• _Your instructions_:
Word for word, the data below must be repeated in full; no picture is to be included.

• _Task inputs_:
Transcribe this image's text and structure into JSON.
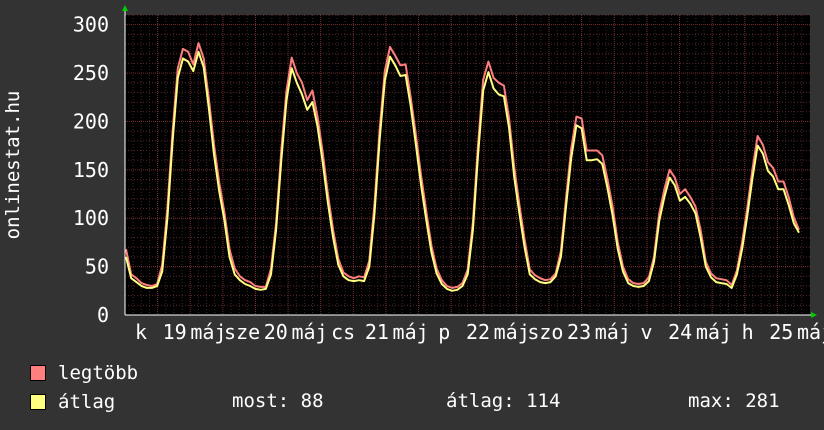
{
  "chart_data": {
    "type": "line",
    "ylabel": "onlinestat.hu",
    "ylim": [
      0,
      310
    ],
    "yticks": [
      0,
      50,
      100,
      150,
      200,
      250,
      300
    ],
    "grid": true,
    "legend_position": "bottom-left",
    "xticks": [
      "k",
      "19",
      "máj",
      "sze",
      "20",
      "máj",
      "cs",
      "21",
      "máj",
      "p",
      "22",
      "máj",
      "szo",
      "23",
      "máj",
      "v",
      "24",
      "máj",
      "h",
      "25",
      "máj"
    ],
    "series": [
      {
        "name": "legtöbb",
        "color": "#ff7f7f",
        "values": [
          68,
          42,
          38,
          33,
          31,
          30,
          32,
          52,
          110,
          190,
          255,
          275,
          272,
          259,
          281,
          265,
          224,
          176,
          137,
          106,
          68,
          48,
          40,
          36,
          34,
          30,
          29,
          29,
          48,
          95,
          170,
          232,
          266,
          250,
          240,
          222,
          232,
          205,
          168,
          125,
          88,
          58,
          44,
          40,
          38,
          40,
          39,
          56,
          115,
          192,
          252,
          277,
          268,
          258,
          259,
          225,
          186,
          144,
          107,
          72,
          48,
          36,
          30,
          28,
          29,
          33,
          47,
          96,
          175,
          243,
          262,
          245,
          240,
          237,
          203,
          152,
          114,
          78,
          47,
          41,
          38,
          36,
          37,
          43,
          66,
          120,
          172,
          205,
          203,
          170,
          170,
          170,
          165,
          140,
          112,
          75,
          50,
          37,
          33,
          32,
          33,
          39,
          60,
          105,
          130,
          150,
          142,
          125,
          130,
          122,
          112,
          88,
          55,
          43,
          38,
          37,
          36,
          31,
          46,
          75,
          110,
          150,
          185,
          176,
          158,
          152,
          138,
          138,
          122,
          101,
          88
        ]
      },
      {
        "name": "átlag",
        "color": "#ffff80",
        "values": [
          60,
          38,
          34,
          30,
          28,
          28,
          30,
          45,
          100,
          180,
          245,
          265,
          262,
          252,
          272,
          256,
          214,
          166,
          128,
          98,
          60,
          42,
          36,
          32,
          30,
          27,
          26,
          27,
          42,
          88,
          160,
          222,
          255,
          240,
          228,
          212,
          220,
          195,
          158,
          116,
          80,
          52,
          40,
          36,
          35,
          36,
          35,
          50,
          105,
          182,
          242,
          267,
          258,
          247,
          248,
          216,
          176,
          134,
          98,
          65,
          43,
          32,
          27,
          25,
          26,
          30,
          42,
          88,
          165,
          232,
          251,
          234,
          228,
          226,
          193,
          142,
          105,
          70,
          42,
          37,
          34,
          33,
          34,
          40,
          60,
          112,
          162,
          196,
          193,
          160,
          160,
          161,
          156,
          131,
          103,
          68,
          45,
          33,
          30,
          29,
          30,
          35,
          55,
          97,
          122,
          142,
          134,
          118,
          122,
          115,
          105,
          80,
          50,
          39,
          34,
          33,
          32,
          28,
          42,
          68,
          102,
          141,
          175,
          167,
          149,
          143,
          130,
          130,
          114,
          95,
          85
        ]
      }
    ]
  },
  "stats": {
    "most_label": "most:",
    "most_value": "88",
    "avg_label": "átlag:",
    "avg_value": "114",
    "max_label": "max:",
    "max_value": "281"
  }
}
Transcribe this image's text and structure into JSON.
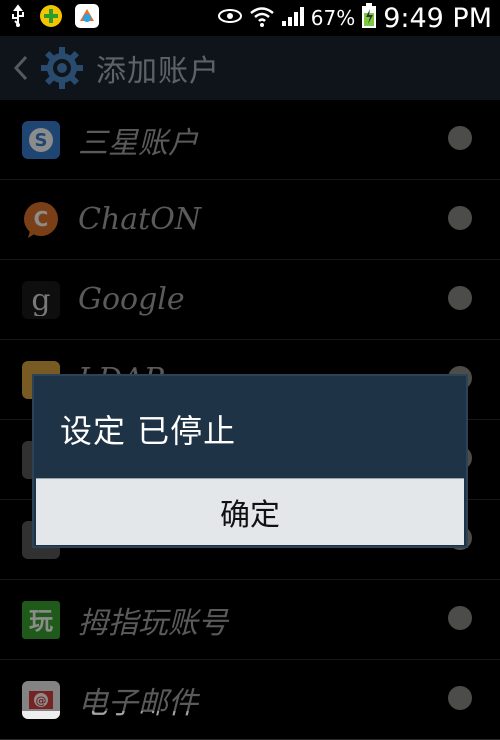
{
  "status_bar": {
    "icons": [
      "usb-icon",
      "plus-app-icon",
      "colorful-app-icon",
      "eye-icon",
      "wifi-icon",
      "signal-icon",
      "battery-charging-icon"
    ],
    "battery": "67%",
    "time": "9:49 PM"
  },
  "action_bar": {
    "title": "添加账户",
    "back_icon": "chevron-left-icon",
    "app_icon": "gear-icon"
  },
  "accounts": [
    {
      "label": "三星账户",
      "icon": "samsung-account-icon",
      "color": "#3a7fd0"
    },
    {
      "label": "ChatON",
      "icon": "chaton-icon",
      "color": "#e0742a"
    },
    {
      "label": "Google",
      "icon": "google-icon",
      "color": "#202020"
    },
    {
      "label": "LDAP",
      "icon": "ldap-icon",
      "color": "#d9a640"
    },
    {
      "label": "",
      "icon": "account-icon",
      "color": "#5a5a5a"
    },
    {
      "label": "",
      "icon": "account-icon",
      "color": "#5a5a5a"
    },
    {
      "label": "拇指玩账号",
      "icon": "muzhiwan-icon",
      "color": "#3aa431"
    },
    {
      "label": "电子邮件",
      "icon": "email-icon",
      "color": "#d84040"
    }
  ],
  "dialog": {
    "message": "设定 已停止",
    "button": "确定"
  },
  "colors": {
    "action_bar_bg": "#1c2631",
    "dialog_bg": "#1f3346",
    "button_bg": "#e3e7ea"
  }
}
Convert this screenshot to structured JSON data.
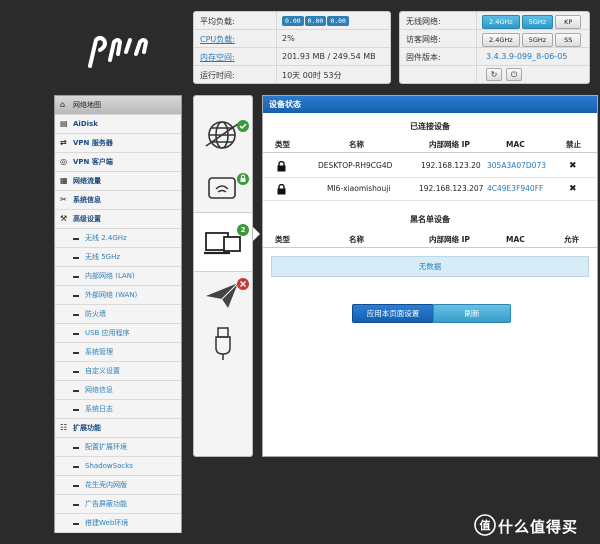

• _Result for this exercise_:
Transcribe this image's text and structure into JSON.
{
  "chart_data": {
    "type": "line",
    "ylabel": "onlinestat.hu",
    "ylim": [
      0,
      310
    ],
    "yticks": [
      0,
      50,
      100,
      150,
      200,
      250,
      300
    ],
    "grid": true,
    "legend_position": "bottom-left",
    "xticks": [
      "k",
      "19",
      "máj",
      "sze",
      "20",
      "máj",
      "cs",
      "21",
      "máj",
      "p",
      "22",
      "máj",
      "szo",
      "23",
      "máj",
      "v",
      "24",
      "máj",
      "h",
      "25",
      "máj"
    ],
    "series": [
      {
        "name": "legtöbb",
        "color": "#ff7f7f",
        "values": [
          68,
          42,
          38,
          33,
          31,
          30,
          32,
          52,
          110,
          190,
          255,
          275,
          272,
          259,
          281,
          265,
          224,
          176,
          137,
          106,
          68,
          48,
          40,
          36,
          34,
          30,
          29,
          29,
          48,
          95,
          170,
          232,
          266,
          250,
          240,
          222,
          232,
          205,
          168,
          125,
          88,
          58,
          44,
          40,
          38,
          40,
          39,
          56,
          115,
          192,
          252,
          277,
          268,
          258,
          259,
          225,
          186,
          144,
          107,
          72,
          48,
          36,
          30,
          28,
          29,
          33,
          47,
          96,
          175,
          243,
          262,
          245,
          240,
          237,
          203,
          152,
          114,
          78,
          47,
          41,
          38,
          36,
          37,
          43,
          66,
          120,
          172,
          205,
          203,
          170,
          170,
          170,
          165,
          140,
          112,
          75,
          50,
          37,
          33,
          32,
          33,
          39,
          60,
          105,
          130,
          150,
          142,
          125,
          130,
          122,
          112,
          88,
          55,
          43,
          38,
          37,
          36,
          31,
          46,
          75,
          110,
          150,
          185,
          176,
          158,
          152,
          138,
          138,
          122,
          101,
          88
        ]
      },
      {
        "name": "átlag",
        "color": "#ffff80",
        "values": [
          60,
          38,
          34,
          30,
          28,
          28,
          30,
          45,
          100,
          180,
          245,
          265,
          262,
          252,
          272,
          256,
          214,
          166,
          128,
          98,
          60,
          42,
          36,
          32,
          30,
          27,
          26,
          27,
          42,
          88,
          160,
          222,
          255,
          240,
          228,
          212,
          220,
          195,
          158,
          116,
          80,
          52,
          40,
          36,
          35,
          36,
          35,
          50,
          105,
          182,
          242,
          267,
          258,
          247,
          248,
          216,
          176,
          134,
          98,
          65,
          43,
          32,
          27,
          25,
          26,
          30,
          42,
          88,
          165,
          232,
          251,
          234,
          228,
          226,
          193,
          142,
          105,
          70,
          42,
          37,
          34,
          33,
          34,
          40,
          60,
          112,
          162,
          196,
          193,
          160,
          160,
          161,
          156,
          131,
          103,
          68,
          45,
          33,
          30,
          29,
          30,
          35,
          55,
          97,
          122,
          142,
          134,
          118,
          122,
          115,
          105,
          80,
          50,
          39,
          34,
          33,
          32,
          28,
          42,
          68,
          102,
          141,
          175,
          167,
          149,
          143,
          130,
          130,
          114,
          95,
          85
        ]
      }
    ]
  },
  "stats": {
    "most_label": "most:",
    "most_value": "88",
    "avg_label": "átlag:",
    "avg_value": "114",
    "max_label": "max:",
    "max_value": "281"
  }
}
Transcribe this image's text and structure into JSON.
{
  "status_bar": {
    "icons": [
      "usb-icon",
      "plus-app-icon",
      "colorful-app-icon",
      "eye-icon",
      "wifi-icon",
      "signal-icon",
      "battery-charging-icon"
    ],
    "battery": "67%",
    "time": "9:49 PM"
  },
  "action_bar": {
    "title": "添加账户",
    "back_icon": "chevron-left-icon",
    "app_icon": "gear-icon"
  },
  "accounts": [
    {
      "label": "三星账户",
      "icon": "samsung-account-icon",
      "color": "#3a7fd0"
    },
    {
      "label": "ChatON",
      "icon": "chaton-icon",
      "color": "#e0742a"
    },
    {
      "label": "Google",
      "icon": "google-icon",
      "color": "#202020"
    },
    {
      "label": "LDAP",
      "icon": "ldap-icon",
      "color": "#d9a640"
    },
    {
      "label": "",
      "icon": "account-icon",
      "color": "#5a5a5a"
    },
    {
      "label": "",
      "icon": "account-icon",
      "color": "#5a5a5a"
    },
    {
      "label": "拇指玩账号",
      "icon": "muzhiwan-icon",
      "color": "#3aa431"
    },
    {
      "label": "电子邮件",
      "icon": "email-icon",
      "color": "#d84040"
    }
  ],
  "dialog": {
    "message": "设定 已停止",
    "button": "确定"
  },
  "colors": {
    "action_bar_bg": "#1c2631",
    "dialog_bg": "#1f3346",
    "button_bg": "#e3e7ea"
  }
}
Convert this screenshot to structured JSON data.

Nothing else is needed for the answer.